BEGIN Records to use

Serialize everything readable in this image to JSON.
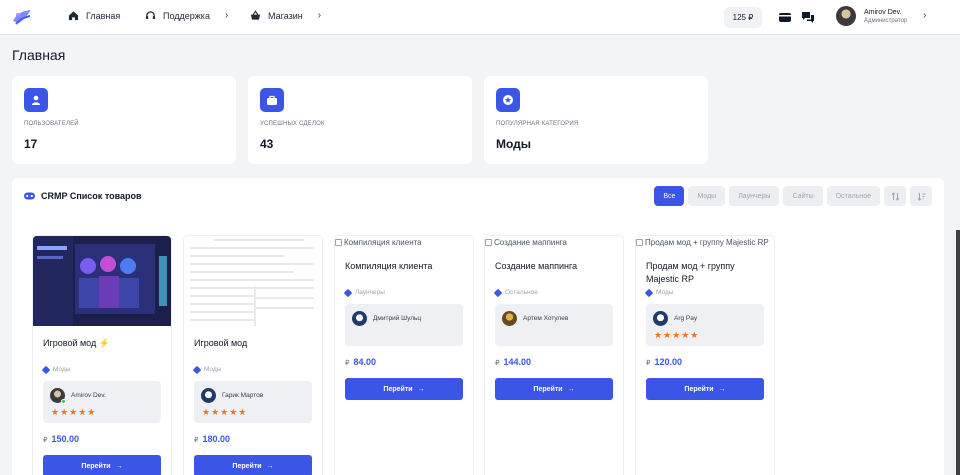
{
  "topbar": {
    "nav": [
      {
        "label": "Главная",
        "icon": "home-icon"
      },
      {
        "label": "Поддержка",
        "icon": "headset-icon"
      },
      {
        "label": "Магазин",
        "icon": "basket-icon"
      }
    ],
    "balance": "125 ₽",
    "user": {
      "name": "Amirov Dev.",
      "role": "Администратор"
    }
  },
  "page_title": "Главная",
  "stats": [
    {
      "label": "ПОЛЬЗОВАТЕЛЕЙ",
      "value": "17",
      "icon": "user-icon"
    },
    {
      "label": "УСПЕШНЫХ СДЕЛОК",
      "value": "43",
      "icon": "briefcase-icon"
    },
    {
      "label": "ПОПУЛЯРНАЯ КАТЕГОРИЯ",
      "value": "Моды",
      "icon": "star-icon"
    }
  ],
  "products_panel": {
    "title": "CRMP  Список товаров",
    "filters": [
      "Все",
      "Моды",
      "Лаунчеры",
      "Сайты",
      "Остальное"
    ]
  },
  "products": [
    {
      "title": "Игровой мод ⚡",
      "category": "Моды",
      "seller": "Amirov Dev.",
      "rating": 5,
      "price": "150.00",
      "currency": "₽",
      "button": "Перейти",
      "image_alt": ""
    },
    {
      "title": "Игровой мод",
      "category": "Моды",
      "seller": "Гарик Мартов",
      "rating": 5,
      "price": "180.00",
      "currency": "₽",
      "button": "Перейти",
      "image_alt": ""
    },
    {
      "title": "Компиляция клиента",
      "category": "Лаунчеры",
      "seller": "Дмитрий Шульц",
      "rating": 0,
      "price": "84.00",
      "currency": "₽",
      "button": "Перейти",
      "image_alt": "Компиляция клиента"
    },
    {
      "title": "Создание маппинга",
      "category": "Остальное",
      "seller": "Артем Хотулев",
      "rating": 0,
      "price": "144.00",
      "currency": "₽",
      "button": "Перейти",
      "image_alt": "Создание маппинга"
    },
    {
      "title": "Продам мод + группу Majestic RP",
      "category": "Моды",
      "seller": "Arg Pay",
      "rating": 5,
      "price": "120.00",
      "currency": "₽",
      "button": "Перейти",
      "image_alt": "Продам мод + группу Majestic RP"
    }
  ],
  "colors": {
    "accent": "#3b55e6",
    "star": "#f97316",
    "online": "#22c55e"
  }
}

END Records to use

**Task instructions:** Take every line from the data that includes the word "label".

**The completed task:**
        "label": "Главная",
        "label": "Поддержка",
        "label": "Магазин",
      "label": "ПОЛЬЗОВАТЕЛЕЙ",
      "label": "УСПЕШНЫХ СДЕЛОК",
      "label": "ПОПУЛЯРНАЯ КАТЕГОРИЯ",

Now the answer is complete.